[Dataset records]
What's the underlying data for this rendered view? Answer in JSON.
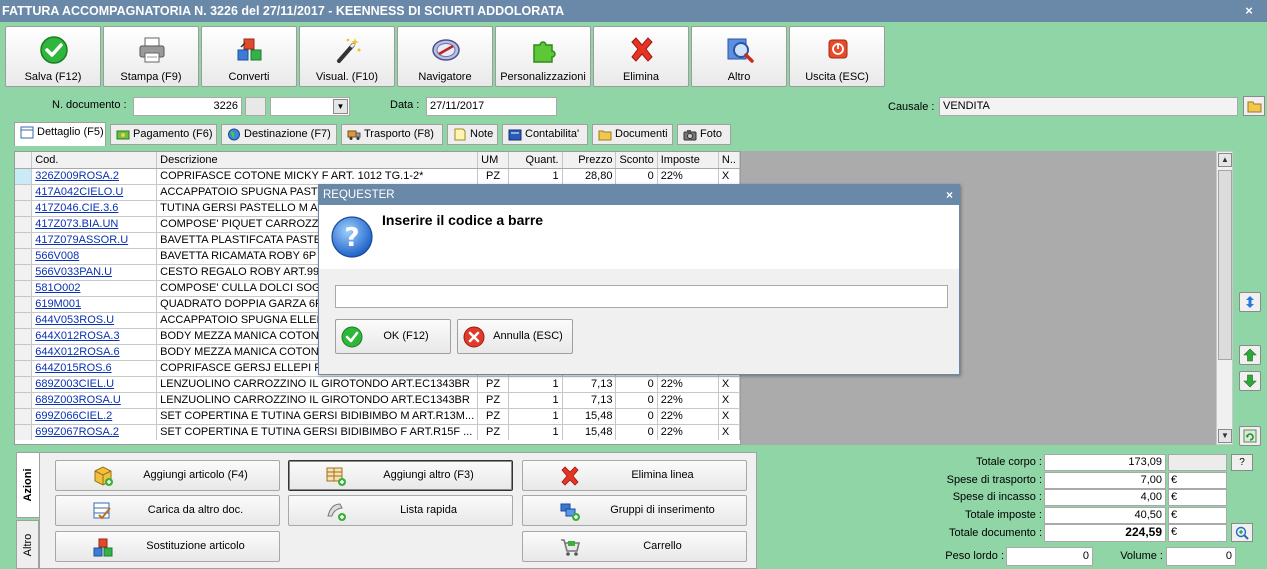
{
  "window": {
    "title": "FATTURA ACCOMPAGNATORIA N. 3226 del 27/11/2017 - KEENNESS DI SCIURTI ADDOLORATA",
    "close": "×"
  },
  "toolbar": [
    {
      "label": "Salva (F12)",
      "icon": "check-icon"
    },
    {
      "label": "Stampa (F9)",
      "icon": "printer-icon"
    },
    {
      "label": "Converti",
      "icon": "convert-icon"
    },
    {
      "label": "Visual. (F10)",
      "icon": "magic-wand-icon"
    },
    {
      "label": "Navigatore",
      "icon": "compass-icon"
    },
    {
      "label": "Personalizzazioni",
      "icon": "puzzle-icon"
    },
    {
      "label": "Elimina",
      "icon": "delete-x-icon"
    },
    {
      "label": "Altro",
      "icon": "magnifier-icon"
    },
    {
      "label": "Uscita (ESC)",
      "icon": "power-icon"
    }
  ],
  "header": {
    "doc_label": "N. documento :",
    "doc_value": "3226",
    "data_label": "Data :",
    "data_value": "27/11/2017",
    "causale_label": "Causale :",
    "causale_value": "VENDITA"
  },
  "tabs": [
    {
      "label": "Dettaglio (F5)"
    },
    {
      "label": "Pagamento (F6)"
    },
    {
      "label": "Destinazione (F7)"
    },
    {
      "label": "Trasporto (F8)"
    },
    {
      "label": "Note"
    },
    {
      "label": "Contabilita'"
    },
    {
      "label": "Documenti"
    },
    {
      "label": "Foto"
    }
  ],
  "grid": {
    "columns": [
      "Cod.",
      "Descrizione",
      "UM",
      "Quant.",
      "Prezzo",
      "Sconto",
      "Imposte",
      "N.."
    ],
    "rows": [
      {
        "cod": "326Z009ROSA.2",
        "desc": "COPRIFASCE  COTONE MICKY F  ART. 1012  TG.1-2*",
        "um": "PZ",
        "quant": "1",
        "prezzo": "28,80",
        "sconto": "0",
        "imposte": "22%",
        "n": "X"
      },
      {
        "cod": "417A042CIELO.U",
        "desc": "ACCAPPATOIO SPUGNA PASTE",
        "um": "",
        "quant": "",
        "prezzo": "",
        "sconto": "",
        "imposte": "",
        "n": ""
      },
      {
        "cod": "417Z046.CIE.3.6",
        "desc": "TUTINA GERSI PASTELLO M AR",
        "um": "",
        "quant": "",
        "prezzo": "",
        "sconto": "",
        "imposte": "",
        "n": ""
      },
      {
        "cod": "417Z073.BIA.UN",
        "desc": "COMPOSE' PIQUET CARROZZIN",
        "um": "",
        "quant": "",
        "prezzo": "",
        "sconto": "",
        "imposte": "",
        "n": ""
      },
      {
        "cod": "417Z079ASSOR.U",
        "desc": "BAVETTA PLASTIFCATA PASTE",
        "um": "",
        "quant": "",
        "prezzo": "",
        "sconto": "",
        "imposte": "",
        "n": ""
      },
      {
        "cod": "566V008",
        "desc": "BAVETTA RICAMATA ROBY  6P",
        "um": "",
        "quant": "",
        "prezzo": "",
        "sconto": "",
        "imposte": "",
        "n": ""
      },
      {
        "cod": "566V033PAN.U",
        "desc": "CESTO REGALO ROBY ART.993",
        "um": "",
        "quant": "",
        "prezzo": "",
        "sconto": "",
        "imposte": "",
        "n": ""
      },
      {
        "cod": "581O002",
        "desc": "COMPOSE' CULLA DOLCI SOGN",
        "um": "",
        "quant": "",
        "prezzo": "",
        "sconto": "",
        "imposte": "",
        "n": ""
      },
      {
        "cod": "619M001",
        "desc": "QUADRATO DOPPIA GARZA 6P",
        "um": "",
        "quant": "",
        "prezzo": "",
        "sconto": "",
        "imposte": "",
        "n": ""
      },
      {
        "cod": "644V053ROS.U",
        "desc": "ACCAPPATOIO SPUGNA ELLEPI",
        "um": "",
        "quant": "",
        "prezzo": "",
        "sconto": "",
        "imposte": "",
        "n": ""
      },
      {
        "cod": "644X012ROSA.3",
        "desc": "BODY MEZZA MANICA  COTON",
        "um": "",
        "quant": "",
        "prezzo": "",
        "sconto": "",
        "imposte": "",
        "n": ""
      },
      {
        "cod": "644X012ROSA.6",
        "desc": "BODY MEZZA MANICA  COTON",
        "um": "",
        "quant": "",
        "prezzo": "",
        "sconto": "",
        "imposte": "",
        "n": ""
      },
      {
        "cod": "644Z015ROS.6",
        "desc": "COPRIFASCE GERSJ  ELLEPI F",
        "um": "",
        "quant": "",
        "prezzo": "",
        "sconto": "",
        "imposte": "",
        "n": ""
      },
      {
        "cod": "689Z003CIEL.U",
        "desc": "LENZUOLINO CARROZZINO IL GIROTONDO ART.EC1343BR",
        "um": "PZ",
        "quant": "1",
        "prezzo": "7,13",
        "sconto": "0",
        "imposte": "22%",
        "n": "X"
      },
      {
        "cod": "689Z003ROSA.U",
        "desc": "LENZUOLINO CARROZZINO IL GIROTONDO ART.EC1343BR",
        "um": "PZ",
        "quant": "1",
        "prezzo": "7,13",
        "sconto": "0",
        "imposte": "22%",
        "n": "X"
      },
      {
        "cod": "699Z066CIEL.2",
        "desc": "SET COPERTINA E TUTINA GERSI BIDIBIMBO M ART.R13M...",
        "um": "PZ",
        "quant": "1",
        "prezzo": "15,48",
        "sconto": "0",
        "imposte": "22%",
        "n": "X"
      },
      {
        "cod": "699Z067ROSA.2",
        "desc": "SET COPERTINA E TUTINA GERSI BIDIBIMBO F ART.R15F ...",
        "um": "PZ",
        "quant": "1",
        "prezzo": "15,48",
        "sconto": "0",
        "imposte": "22%",
        "n": "X"
      }
    ]
  },
  "side_tabs": {
    "azioni": "Azioni",
    "altro": "Altro"
  },
  "actions": [
    {
      "label": "Aggiungi articolo (F4)",
      "icon": "box-add-icon"
    },
    {
      "label": "Aggiungi altro (F3)",
      "icon": "grid-add-icon"
    },
    {
      "label": "Elimina linea",
      "icon": "delete-x-icon"
    },
    {
      "label": "Carica da altro doc.",
      "icon": "load-doc-icon"
    },
    {
      "label": "Lista rapida",
      "icon": "quick-list-icon"
    },
    {
      "label": "Gruppi di inserimento",
      "icon": "group-insert-icon"
    },
    {
      "label": "Sostituzione articolo",
      "icon": "replace-icon"
    },
    {
      "label": "Carrello",
      "icon": "cart-icon"
    }
  ],
  "totals": {
    "corpo_label": "Totale corpo :",
    "corpo": "173,09",
    "trasporto_label": "Spese di trasporto :",
    "trasporto": "7,00",
    "incasso_label": "Spese di incasso :",
    "incasso": "4,00",
    "imposte_label": "Totale imposte :",
    "imposte": "40,50",
    "documento_label": "Totale documento :",
    "documento": "224,59",
    "currency": "€",
    "peso_label": "Peso lordo :",
    "peso": "0",
    "volume_label": "Volume :",
    "volume": "0",
    "help": "?"
  },
  "dialog": {
    "title": "REQUESTER",
    "close": "×",
    "message": "Inserire il codice a barre",
    "input_value": "",
    "ok_label": "OK (F12)",
    "cancel_label": "Annulla (ESC)"
  }
}
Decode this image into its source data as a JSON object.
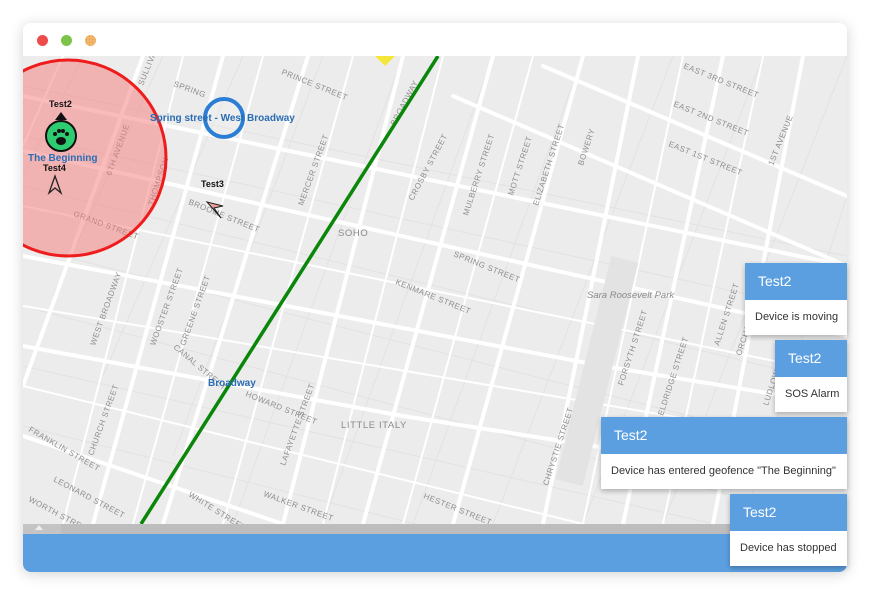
{
  "window": {
    "controls": [
      {
        "name": "close-control",
        "color": "#ef4b4b"
      },
      {
        "name": "minimize-control",
        "color": "#7cc34a"
      },
      {
        "name": "maximize-control",
        "color": "#f0b56a"
      }
    ]
  },
  "map": {
    "area_labels": [
      "SOHO",
      "LITTLE ITALY",
      "Sara Roosevelt Park"
    ],
    "street_labels": [
      "PRINCE STREET",
      "SPRING",
      "SULLIVAN",
      "6TH AVENUE",
      "THOMPSON",
      "GRAND STREET",
      "WEST BROADWAY",
      "WOOSTER STREET",
      "GREENE STREET",
      "MERCER STREET",
      "BROADWAY",
      "CROSBY STREET",
      "MULBERRY STREET",
      "MOTT STREET",
      "ELIZABETH STREET",
      "BOWERY",
      "EAST 3RD STREET",
      "EAST 2ND STREET",
      "EAST 1ST STREET",
      "1ST AVENUE",
      "KENMARE STREET",
      "SPRING STREET",
      "FORSYTH STREET",
      "ELDRIDGE STREET",
      "ALLEN STREET",
      "ORCHARD",
      "LUDLOW",
      "CANAL STREET",
      "HOWARD STREET",
      "LAFAYETTE STREET",
      "WALKER STREET",
      "WHITE STREET",
      "HESTER STREET",
      "CHRYSTIE STREET",
      "FRANKLIN STREET",
      "CHURCH STREET",
      "LEONARD STREET",
      "WORTH STREET",
      "BROOME STREET"
    ],
    "geofences": [
      {
        "name": "The Beginning",
        "color": "#ee1c1c"
      },
      {
        "name": "Spring street - West Broadway",
        "color": "#2a7fd4"
      },
      {
        "name": "Broadway",
        "color": "#008000"
      }
    ],
    "devices": [
      {
        "name": "Test2",
        "icon": "paw-icon",
        "color": "#2ecc71"
      },
      {
        "name": "Test4",
        "icon": "arrow-icon"
      },
      {
        "name": "Test3",
        "icon": "arrow-icon"
      }
    ]
  },
  "notifications": [
    {
      "title": "Test2",
      "message": "Device is moving"
    },
    {
      "title": "Test2",
      "message": "SOS Alarm"
    },
    {
      "title": "Test2",
      "message": "Device has entered geofence \"The Beginning\""
    },
    {
      "title": "Test2",
      "message": "Device has stopped"
    }
  ],
  "colors": {
    "accent": "#5b9fe0",
    "map_background": "#ececec",
    "geofence_fill": "#f59a9a"
  }
}
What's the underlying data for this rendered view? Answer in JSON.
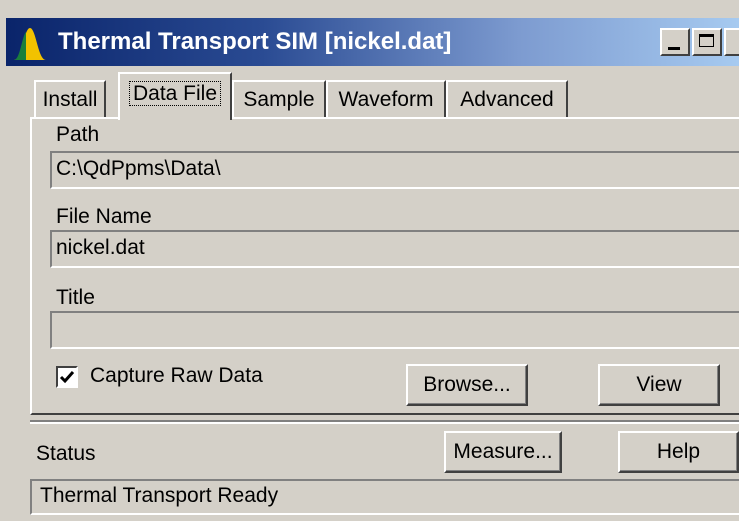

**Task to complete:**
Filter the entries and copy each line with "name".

**Task answer:**
        "name": "close-control",
        "name": "minimize-control",
        "name": "maximize-control",
        "name": "The Beginning",
        "name": "Spring street - West Broadway",
        "name": "Broadway",
        "name": "Test2",
        "name": "Test4",
        "name": "Test3",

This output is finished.